And then I feel a kind of awe I rarely feel, this rush of appreciation about what it means to be human, what it means to be able to communicate, though that’s an ugly word for what it is. It’s more than a clunky word like that. It’s a blood-thrumming moment of heart-stopping, heart-stabbing realization: yes, yes, this is what I want to say, and you’re saying it too. It’s Dickinson’s frog finally being answered in the bog, finally being seen and, more importantly, heard. It’s a sudden rush of appreciation of the us-ness of it all — how we are all human, we are all feeling, we are all trying and we are all speaking. It’s a moment in which a moment becomes a building, a place where listener lives with the speaker and, if only for a moment, sits in the same space with someone who knows, exactly, exactly. And then I remember it again: what this thing we call poetry is supposed to do. What this thing we call language is supposed to do. Why I started writing. Why I keep writing. Why all of us do what all of us do, why our tongues keep moving, why we keep moving towards and away from each other.

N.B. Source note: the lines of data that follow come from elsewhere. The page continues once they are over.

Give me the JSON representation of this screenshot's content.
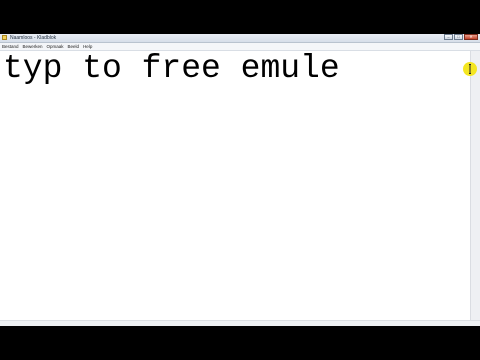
{
  "window": {
    "title": "Naamloos - Kladblok",
    "controls": {
      "minimize": "–",
      "maximize": "□",
      "close": "✕"
    }
  },
  "menu": {
    "items": [
      "Bestand",
      "Bewerken",
      "Opmaak",
      "Beeld",
      "Help"
    ]
  },
  "editor": {
    "content": "typ to free emule"
  },
  "colors": {
    "background": "#000000",
    "editor": "#ffffff",
    "cursor_highlight": "#f3e515"
  },
  "icons": {
    "app": "notepad-icon",
    "pointer": "text-cursor-icon"
  }
}
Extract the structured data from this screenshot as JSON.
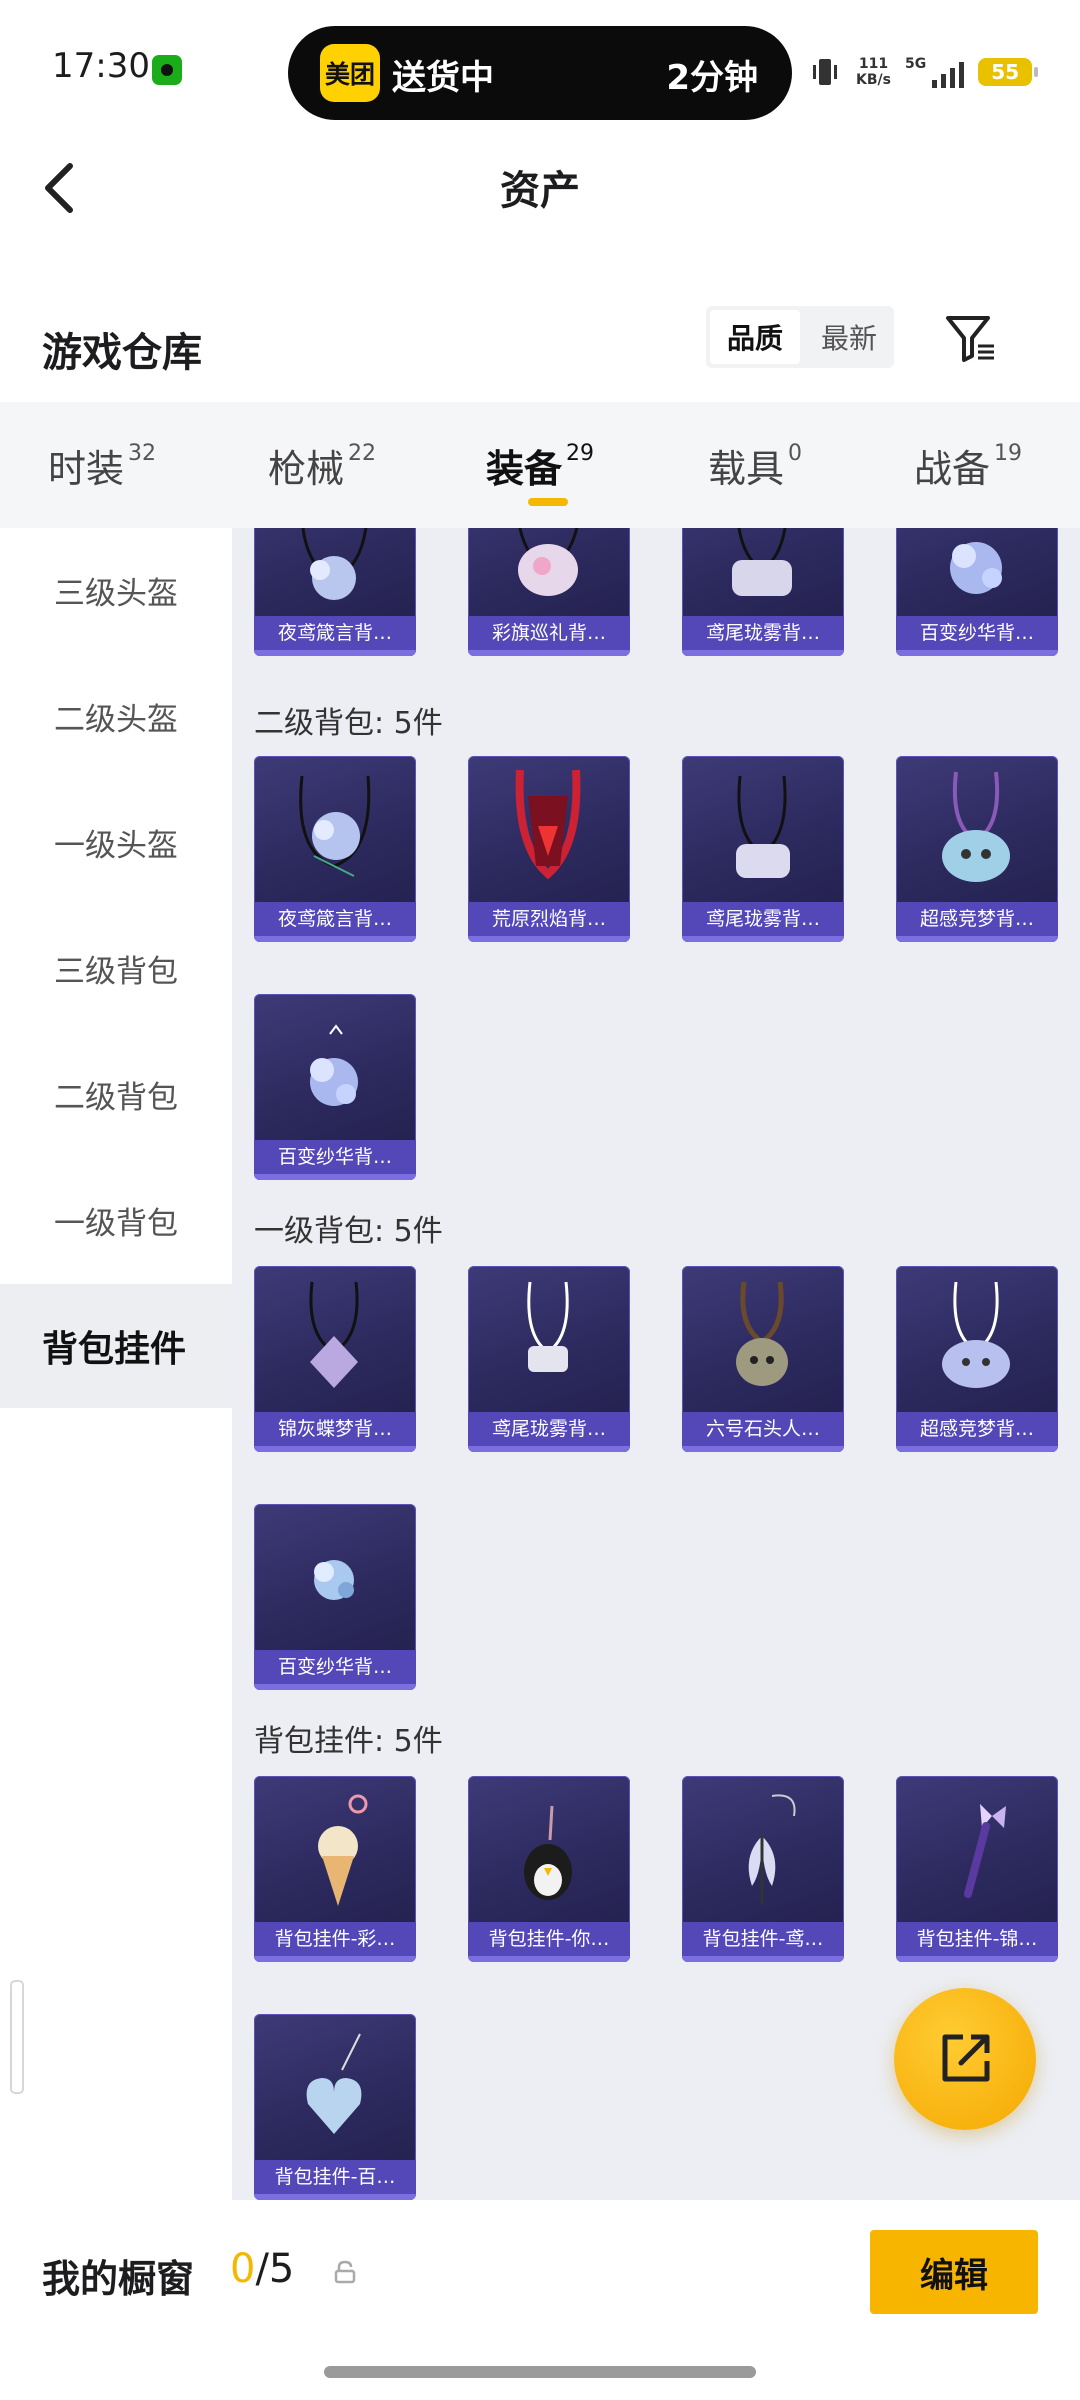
{
  "status_bar": {
    "time": "17:30",
    "island": {
      "app_badge": "美团",
      "text": "送货中",
      "eta": "2分钟"
    },
    "network_speed_value": "111",
    "network_speed_unit": "KB/s",
    "signal_label": "5G",
    "battery": "55"
  },
  "header": {
    "title": "资产"
  },
  "section": {
    "title": "游戏仓库",
    "sort_options": [
      "品质",
      "最新"
    ],
    "active_sort": "品质"
  },
  "tabs": [
    {
      "label": "时装",
      "count": "32"
    },
    {
      "label": "枪械",
      "count": "22"
    },
    {
      "label": "装备",
      "count": "29",
      "active": true
    },
    {
      "label": "载具",
      "count": "0"
    },
    {
      "label": "战备",
      "count": "19"
    }
  ],
  "sidebar": {
    "items": [
      "三级头盔",
      "二级头盔",
      "一级头盔",
      "三级背包",
      "二级背包",
      "一级背包",
      "背包挂件"
    ],
    "active": "背包挂件"
  },
  "content": {
    "top_row": [
      "夜鸢箴言背…",
      "彩旗巡礼背…",
      "鸢尾珑雾背…",
      "百变纱华背…"
    ],
    "groups": [
      {
        "label": "二级背包: 5件",
        "items": [
          "夜鸢箴言背…",
          "荒原烈焰背…",
          "鸢尾珑雾背…",
          "超感竞梦背…",
          "百变纱华背…"
        ]
      },
      {
        "label": "一级背包: 5件",
        "items": [
          "锦灰蝶梦背…",
          "鸢尾珑雾背…",
          "六号石头人…",
          "超感竞梦背…",
          "百变纱华背…"
        ]
      },
      {
        "label": "背包挂件: 5件",
        "items": [
          "背包挂件-彩…",
          "背包挂件-你…",
          "背包挂件-鸢…",
          "背包挂件-锦…",
          "背包挂件-百…"
        ]
      }
    ]
  },
  "bottom_bar": {
    "label": "我的橱窗",
    "current": "0",
    "separator_total": "/5",
    "edit_label": "编辑"
  },
  "colors": {
    "accent": "#f5b800",
    "card_bg": "#2b285c",
    "card_label": "#5447b8"
  }
}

I’m writing about this now because I had this experience yesterday. I spent Monday going through poem after poem, looking for the right ones to read at the Monday Night Poetry and Music series in Charleston. I noticed that, poem after poem, I was moving towards the same goal, trying to build the same home for the same tangled family of feelings. During my drive back to Statesboro, I popped in a new CD — Brandi Carlile’s Give Up the Ghost – and then I heard it: the song that was everything I’d wanted to say.
I’ll admit it: I listened to it three times in a row, glad and grateful each time to sit with her spell for a spell, hearing someone finally do exactly what I’ve wanted to do.
Here’s a live recording of “Before It Breaks,” which really actually may be more like it than the studio version.
And don’t worry, folks — I’ll be back to the laser cats soon.